This Thursday night, November 6, at 7:30pm in the Arts Building Music Room, we are pleased to have Paula Moraine offering a talk for parents. The event is free and open to the public. Paula Moraine, M.Ed., will be speaking on attention issues and offering techniques to strengthen our children's executive function, time management, and more.
Paula has been a Waldorf class teacher and administrator; a tutor for elementary, high school, and college students; and a university adjunct, mentor, coach, and adult educator in teacher training programs in the US, Germany, and Scotland. Paula’s book Helping Students Take Control of Everyday Executive Functions – The Attention Fix has been translated into Dutch, Spanish, and Finnish. She is currently in private practice in Maryland.
Are students losing their ability to self-regulate? Is "self-regulation" another word for obedience? What about the debate on willpower and that hard-to-define concept du jour, "grit"? This piece on the “academic diligence task” raises complex questions.
In this related article, Waldorf math teacher Lisa Babinet highlights the importance of not only preparing students academically but also "preparing the students for a life of well-being, wisdom, wonder, and giving". This is the gift of Waldorf® Education.

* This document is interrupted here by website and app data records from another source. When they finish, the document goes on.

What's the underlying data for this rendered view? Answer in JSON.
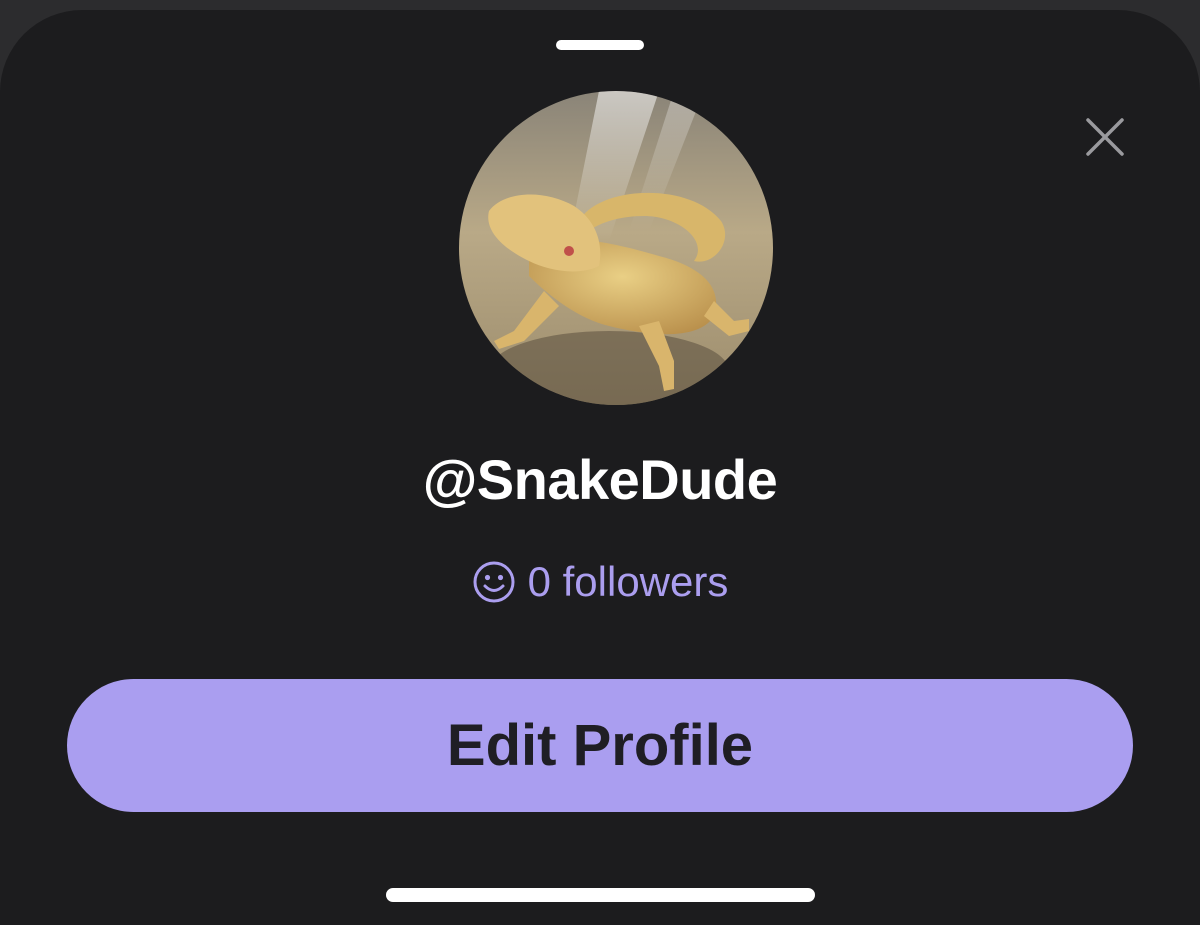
{
  "profile": {
    "username": "@SnakeDude",
    "followers_text": "0 followers",
    "followers_count": 0,
    "avatar_icon": "bearded-dragon-photo"
  },
  "actions": {
    "edit_profile_label": "Edit Profile",
    "close_icon": "close-icon"
  },
  "colors": {
    "sheet_background": "#1c1c1e",
    "accent": "#aa9ef0",
    "followers_text": "#ab9eef",
    "button_text": "#1f1e24"
  }
}
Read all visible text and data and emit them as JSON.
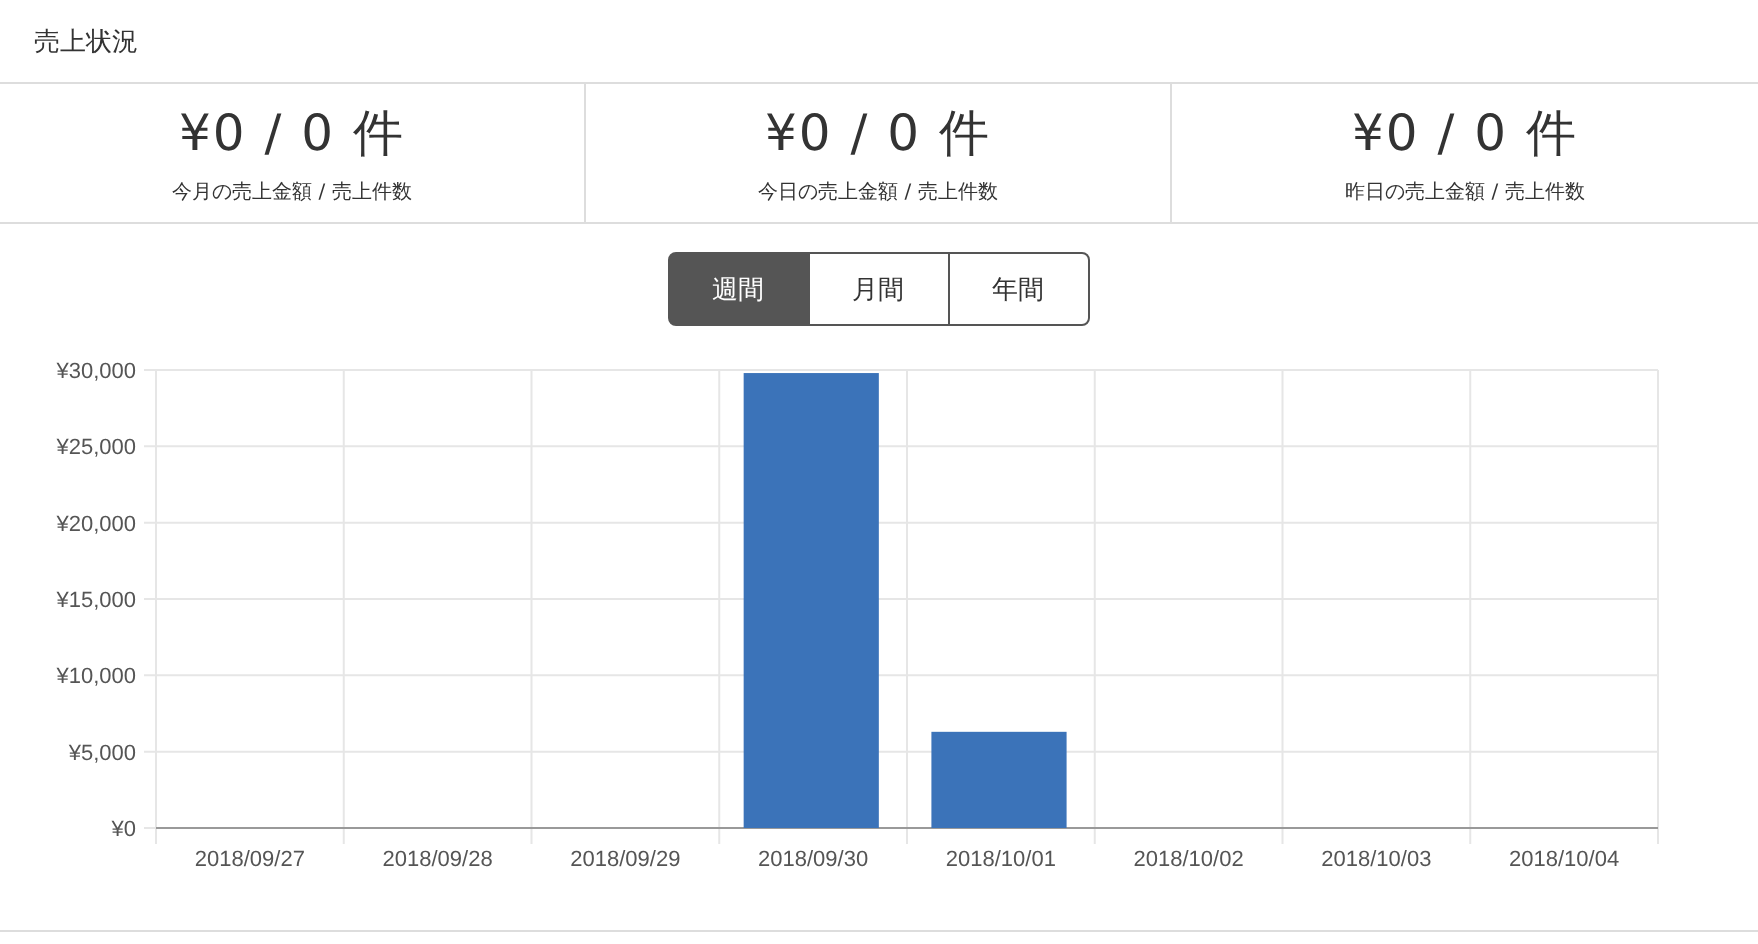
{
  "panel": {
    "title": "売上状況"
  },
  "stats": [
    {
      "value": "¥0 / 0 件",
      "label": "今月の売上金額 / 売上件数"
    },
    {
      "value": "¥0 / 0 件",
      "label": "今日の売上金額 / 売上件数"
    },
    {
      "value": "¥0 / 0 件",
      "label": "昨日の売上金額 / 売上件数"
    }
  ],
  "period_tabs": [
    {
      "label": "週間",
      "selected": true
    },
    {
      "label": "月間",
      "selected": false
    },
    {
      "label": "年間",
      "selected": false
    }
  ],
  "chart_data": {
    "type": "bar",
    "categories": [
      "2018/09/27",
      "2018/09/28",
      "2018/09/29",
      "2018/09/30",
      "2018/10/01",
      "2018/10/02",
      "2018/10/03",
      "2018/10/04"
    ],
    "grid": true,
    "series": [
      {
        "color": "#3b73b9",
        "values": [
          0,
          0,
          0,
          29800,
          6300,
          0,
          0,
          0
        ]
      }
    ],
    "ylim": [
      0,
      30000
    ],
    "yticks": [
      {
        "value": 0,
        "label": "¥0"
      },
      {
        "value": 5000,
        "label": "¥5,000"
      },
      {
        "value": 10000,
        "label": "¥10,000"
      },
      {
        "value": 15000,
        "label": "¥15,000"
      },
      {
        "value": 20000,
        "label": "¥20,000"
      },
      {
        "value": 25000,
        "label": "¥25,000"
      },
      {
        "value": 30000,
        "label": "¥30,000"
      }
    ]
  }
}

We are celebrating Screen-Free Week by staying off Facebook, Twitter, and our blog, and interacting with screens only as needed for work. Visit the Screen-Free Week website or read this article for inspiration.
April 29, 7:30pm in the Arts Building Music Room, free and open to the public:
The Gift of a Commercial-Free Childhood, with Dr. Susan Linn, a sought-after speaker, co-founder and director of The Campaign for a Commercial-Free Childhood (CCFC), and an Instructor in Psychiatry at Harvard Medical School.
As we prepare for winter break and time with family, let's consider this opinion piece by Dr. Sherry Turkle of MIT, from The New York Times.
One of the best quotes: "It is not too late to reclaim our composure. I see the most hope in young people who have grown up with this technology and begin to see its cost. They respond when adults provide them with sacred spaces (the kitchen, the family room, the car) as device-free zones to reclaim conversation and self-reflection."